You can use these maps of the moon’s major surface features to create and identify the maria and montes on your model.
Problem: What does the surface of the moon look like in 3-D?
- 12“ round balloon
- Duct tape
- Small disposable bowl
- Old pie tin or dish
- Old Spoon
- Wallpaper paste
- Black and white, or glow in the dark paint
- Spray-on shellac
- Tear the newspaper into many different-sized strips.
- Blow up the balloon and tie it so that it is at its maximum roundness, which is a couple puffs before being completely filled.
- Cover your work area with some sheets of newspaper, roll up your sleeves, and take off all rings and watches. You will get messy.
- Place a couple pieces of rolled duct tape (sticky side out) in a bowl. Press the balloon on top to hold it in place.
- Mix one cup of wallpaper paste and one cup of water. Stir the mixture until smooth.
- Dip strips of newspaper into the wallpaper paste mixture, and use two fingers on either side of strip to remove the excess.
- Cover the whole balloon with strips of newspaper dipped in wallpaper paste (except for the part sitting in the bowl). Mix more wallpaper paste and water as needed.
- Let the balloon dry.
- Invert the balloon, and make some more papier-mâché paste, if needed.
- Cover the part of the balloon that was sitting in the bowl.
- Use bits of rolled up newspapers to create montes and mons.
- Keep some parts of your moon surface completely smooth. These will be your maria. Note that the near side of the moon (the side facing the Earth) has many more maria than the far side. These NASA photos showing 360 degrees of the moon will help you create your model.
- Construct impact craters of varying sizes by making tiny rings of newspaper pieces.
- Use dabs of wallpaper paste to stick your montes, mons, and craters onto your moon’s surface.
- Further secure your features by laying tiny strips of paste-coated paper over them.
- Let the balloon dry again.
- You have a couple choices as to how to paint your moon. You could paint the maria dark grey and the highlands a light gray. You could also cover the whole thing with glow in the dark paint, if you want a cool nighttime decoration for your room.
- If you spray-on shellac on your dried, painted moon, your project will last for years!

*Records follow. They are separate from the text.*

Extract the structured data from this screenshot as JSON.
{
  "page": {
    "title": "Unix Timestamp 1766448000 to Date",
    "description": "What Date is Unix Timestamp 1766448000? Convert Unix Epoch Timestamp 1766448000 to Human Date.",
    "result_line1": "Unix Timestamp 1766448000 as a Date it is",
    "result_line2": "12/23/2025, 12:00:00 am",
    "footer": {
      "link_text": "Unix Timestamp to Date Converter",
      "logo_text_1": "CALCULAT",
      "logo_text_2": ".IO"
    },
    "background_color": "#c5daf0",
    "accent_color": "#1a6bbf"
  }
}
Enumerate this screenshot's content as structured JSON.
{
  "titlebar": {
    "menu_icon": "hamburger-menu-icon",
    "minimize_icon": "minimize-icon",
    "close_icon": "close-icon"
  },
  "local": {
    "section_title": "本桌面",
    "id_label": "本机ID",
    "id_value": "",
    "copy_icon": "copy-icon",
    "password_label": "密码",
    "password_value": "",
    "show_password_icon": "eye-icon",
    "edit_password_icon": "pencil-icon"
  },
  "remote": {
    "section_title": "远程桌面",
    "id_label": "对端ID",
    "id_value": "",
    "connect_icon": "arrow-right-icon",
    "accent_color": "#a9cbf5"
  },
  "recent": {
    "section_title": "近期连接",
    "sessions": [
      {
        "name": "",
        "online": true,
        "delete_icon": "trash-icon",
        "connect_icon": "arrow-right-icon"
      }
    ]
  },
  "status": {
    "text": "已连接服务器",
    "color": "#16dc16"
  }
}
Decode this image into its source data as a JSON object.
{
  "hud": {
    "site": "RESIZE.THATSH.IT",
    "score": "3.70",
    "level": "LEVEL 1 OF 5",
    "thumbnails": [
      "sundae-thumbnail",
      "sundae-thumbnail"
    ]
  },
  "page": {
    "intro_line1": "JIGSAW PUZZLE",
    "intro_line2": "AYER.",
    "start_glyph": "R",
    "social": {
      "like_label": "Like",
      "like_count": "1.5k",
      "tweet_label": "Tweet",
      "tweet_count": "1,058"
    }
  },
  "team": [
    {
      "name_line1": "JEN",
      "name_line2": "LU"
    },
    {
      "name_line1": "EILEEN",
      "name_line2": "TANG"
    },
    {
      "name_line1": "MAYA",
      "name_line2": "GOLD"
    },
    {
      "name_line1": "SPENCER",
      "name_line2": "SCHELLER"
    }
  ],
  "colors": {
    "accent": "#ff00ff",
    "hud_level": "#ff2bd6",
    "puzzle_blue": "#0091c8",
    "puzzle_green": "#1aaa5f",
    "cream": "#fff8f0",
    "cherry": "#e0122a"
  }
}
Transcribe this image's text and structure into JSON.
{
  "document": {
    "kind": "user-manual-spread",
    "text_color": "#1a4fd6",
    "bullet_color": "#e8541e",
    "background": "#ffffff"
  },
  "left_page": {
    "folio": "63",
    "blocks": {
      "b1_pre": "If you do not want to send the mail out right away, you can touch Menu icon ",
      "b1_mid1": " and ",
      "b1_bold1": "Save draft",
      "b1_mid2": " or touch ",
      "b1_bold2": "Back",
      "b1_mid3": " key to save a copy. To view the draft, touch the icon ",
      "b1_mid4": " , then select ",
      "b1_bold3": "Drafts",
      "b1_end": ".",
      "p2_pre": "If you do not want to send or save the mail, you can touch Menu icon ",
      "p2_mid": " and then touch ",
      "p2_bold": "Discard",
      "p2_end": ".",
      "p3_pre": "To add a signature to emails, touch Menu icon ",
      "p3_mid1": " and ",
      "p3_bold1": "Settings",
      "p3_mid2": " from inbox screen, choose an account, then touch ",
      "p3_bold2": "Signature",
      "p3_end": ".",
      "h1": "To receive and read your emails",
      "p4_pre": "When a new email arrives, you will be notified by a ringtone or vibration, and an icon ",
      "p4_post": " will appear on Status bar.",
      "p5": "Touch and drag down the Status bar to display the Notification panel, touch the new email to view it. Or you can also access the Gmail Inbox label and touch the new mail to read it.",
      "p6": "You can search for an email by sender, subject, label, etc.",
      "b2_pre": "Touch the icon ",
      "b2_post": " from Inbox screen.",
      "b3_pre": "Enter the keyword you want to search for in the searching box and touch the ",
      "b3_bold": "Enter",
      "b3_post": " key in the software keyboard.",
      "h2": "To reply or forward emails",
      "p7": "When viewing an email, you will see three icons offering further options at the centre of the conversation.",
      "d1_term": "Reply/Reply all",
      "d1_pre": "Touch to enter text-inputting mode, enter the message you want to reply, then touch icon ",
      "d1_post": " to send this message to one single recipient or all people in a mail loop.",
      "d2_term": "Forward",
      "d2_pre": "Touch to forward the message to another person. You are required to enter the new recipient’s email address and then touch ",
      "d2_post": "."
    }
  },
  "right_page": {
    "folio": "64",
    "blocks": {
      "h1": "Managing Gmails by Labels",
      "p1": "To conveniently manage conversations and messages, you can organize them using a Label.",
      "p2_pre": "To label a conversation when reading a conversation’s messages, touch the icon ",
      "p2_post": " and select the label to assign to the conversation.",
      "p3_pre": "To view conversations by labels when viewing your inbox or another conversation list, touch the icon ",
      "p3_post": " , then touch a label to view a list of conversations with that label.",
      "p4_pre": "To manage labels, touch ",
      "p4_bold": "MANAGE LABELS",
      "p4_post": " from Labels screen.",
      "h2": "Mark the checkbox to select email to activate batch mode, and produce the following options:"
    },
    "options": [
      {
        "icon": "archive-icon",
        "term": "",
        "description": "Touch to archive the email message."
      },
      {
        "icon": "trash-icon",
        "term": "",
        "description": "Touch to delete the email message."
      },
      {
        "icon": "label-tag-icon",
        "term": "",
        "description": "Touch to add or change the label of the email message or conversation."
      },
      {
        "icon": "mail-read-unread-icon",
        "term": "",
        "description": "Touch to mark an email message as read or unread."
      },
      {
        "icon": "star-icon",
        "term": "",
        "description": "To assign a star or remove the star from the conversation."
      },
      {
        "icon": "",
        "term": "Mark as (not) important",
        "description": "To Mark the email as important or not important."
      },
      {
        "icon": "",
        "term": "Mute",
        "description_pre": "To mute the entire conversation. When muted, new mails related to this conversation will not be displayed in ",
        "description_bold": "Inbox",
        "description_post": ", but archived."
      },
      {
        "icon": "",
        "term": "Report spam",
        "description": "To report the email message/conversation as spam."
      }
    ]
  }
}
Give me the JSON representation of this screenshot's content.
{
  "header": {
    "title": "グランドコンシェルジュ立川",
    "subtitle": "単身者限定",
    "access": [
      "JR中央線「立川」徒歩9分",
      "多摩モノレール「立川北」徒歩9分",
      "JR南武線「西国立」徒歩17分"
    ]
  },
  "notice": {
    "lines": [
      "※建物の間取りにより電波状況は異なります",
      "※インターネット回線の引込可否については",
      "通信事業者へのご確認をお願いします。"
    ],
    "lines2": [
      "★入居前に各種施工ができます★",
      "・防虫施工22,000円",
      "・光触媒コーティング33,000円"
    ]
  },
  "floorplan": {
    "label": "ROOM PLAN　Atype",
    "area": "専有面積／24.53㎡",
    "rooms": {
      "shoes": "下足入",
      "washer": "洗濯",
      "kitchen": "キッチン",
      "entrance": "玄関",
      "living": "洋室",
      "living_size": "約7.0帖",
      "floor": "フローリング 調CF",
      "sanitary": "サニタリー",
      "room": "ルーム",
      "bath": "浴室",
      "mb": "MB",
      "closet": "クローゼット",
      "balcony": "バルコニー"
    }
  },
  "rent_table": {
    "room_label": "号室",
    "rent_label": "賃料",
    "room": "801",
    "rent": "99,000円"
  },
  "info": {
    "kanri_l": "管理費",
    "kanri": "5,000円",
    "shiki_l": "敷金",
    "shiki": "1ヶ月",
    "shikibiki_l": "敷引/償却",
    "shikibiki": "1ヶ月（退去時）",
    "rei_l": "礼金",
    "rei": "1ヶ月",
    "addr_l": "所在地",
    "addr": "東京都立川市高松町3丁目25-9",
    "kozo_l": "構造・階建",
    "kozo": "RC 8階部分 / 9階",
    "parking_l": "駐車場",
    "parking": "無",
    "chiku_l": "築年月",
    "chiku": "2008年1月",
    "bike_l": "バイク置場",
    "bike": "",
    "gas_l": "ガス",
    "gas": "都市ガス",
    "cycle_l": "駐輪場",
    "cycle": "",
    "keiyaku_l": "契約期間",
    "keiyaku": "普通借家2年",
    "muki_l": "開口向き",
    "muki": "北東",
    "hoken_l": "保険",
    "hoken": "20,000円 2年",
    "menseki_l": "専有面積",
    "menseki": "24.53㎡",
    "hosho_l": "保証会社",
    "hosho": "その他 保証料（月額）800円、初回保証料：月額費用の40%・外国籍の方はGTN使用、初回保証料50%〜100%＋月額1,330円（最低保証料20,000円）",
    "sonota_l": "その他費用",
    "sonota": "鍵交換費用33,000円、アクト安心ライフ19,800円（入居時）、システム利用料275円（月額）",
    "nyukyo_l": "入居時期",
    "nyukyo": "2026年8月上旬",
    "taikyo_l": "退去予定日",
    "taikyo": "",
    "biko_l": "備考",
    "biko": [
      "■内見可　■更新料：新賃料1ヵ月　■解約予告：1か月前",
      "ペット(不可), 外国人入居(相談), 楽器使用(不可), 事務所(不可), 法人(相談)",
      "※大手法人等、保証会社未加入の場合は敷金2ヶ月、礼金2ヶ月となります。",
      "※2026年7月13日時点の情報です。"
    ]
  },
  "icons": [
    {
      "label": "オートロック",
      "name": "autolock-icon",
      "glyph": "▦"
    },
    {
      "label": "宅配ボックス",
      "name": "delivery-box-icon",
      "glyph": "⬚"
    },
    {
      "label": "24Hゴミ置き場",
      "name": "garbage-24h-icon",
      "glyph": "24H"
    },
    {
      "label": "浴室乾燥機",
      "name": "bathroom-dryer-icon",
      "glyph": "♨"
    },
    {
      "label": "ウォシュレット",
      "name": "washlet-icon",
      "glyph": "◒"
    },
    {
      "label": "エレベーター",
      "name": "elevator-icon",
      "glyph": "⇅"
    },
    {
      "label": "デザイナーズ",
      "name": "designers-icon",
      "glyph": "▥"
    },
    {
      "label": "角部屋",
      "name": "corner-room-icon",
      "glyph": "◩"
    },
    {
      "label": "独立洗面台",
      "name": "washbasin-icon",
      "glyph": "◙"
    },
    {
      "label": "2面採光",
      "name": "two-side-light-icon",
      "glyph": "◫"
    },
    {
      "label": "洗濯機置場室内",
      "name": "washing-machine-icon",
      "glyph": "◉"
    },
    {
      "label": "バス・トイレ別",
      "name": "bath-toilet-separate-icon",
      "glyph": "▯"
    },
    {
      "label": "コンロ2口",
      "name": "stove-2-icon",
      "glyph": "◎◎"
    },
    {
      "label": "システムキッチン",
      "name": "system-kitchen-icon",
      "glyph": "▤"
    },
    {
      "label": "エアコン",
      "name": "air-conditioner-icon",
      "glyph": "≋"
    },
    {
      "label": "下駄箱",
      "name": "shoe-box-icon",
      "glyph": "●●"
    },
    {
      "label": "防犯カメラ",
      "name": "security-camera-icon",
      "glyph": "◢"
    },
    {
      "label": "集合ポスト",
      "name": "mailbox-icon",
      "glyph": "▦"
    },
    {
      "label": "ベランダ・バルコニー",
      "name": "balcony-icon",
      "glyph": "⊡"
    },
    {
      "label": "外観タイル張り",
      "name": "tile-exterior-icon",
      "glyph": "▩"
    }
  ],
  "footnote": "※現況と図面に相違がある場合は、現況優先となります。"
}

Your moon won’t look exactly the maps, but doing the project, you have gotten a much better feel for the moon’s topography.
As you were making your project, you might wonder why the moon has so many visible impact craters, while the Earth, which is just as old, has few. Unlike the moon, however, the Earth has moving water and thick atmospheric layer which have eroded the most of the craters on the Earth’s surface. The Earth has much more geologic activity, which builds mountains and rearranges continents.
There are a few obvious impact craters on Earth. This image shows a meteor crater in Arizona:
Warning is hereby given that not all Project Ideas are appropriate for all individuals or in all circumstances. Implementation of any Science Project Idea should be undertaken only in appropriate settings and with appropriate parental or other supervision. Reading and following the safety precautions of all materials used in a project is the sole responsibility of each individual. For further information, consult your state’s handbook of Science Safety.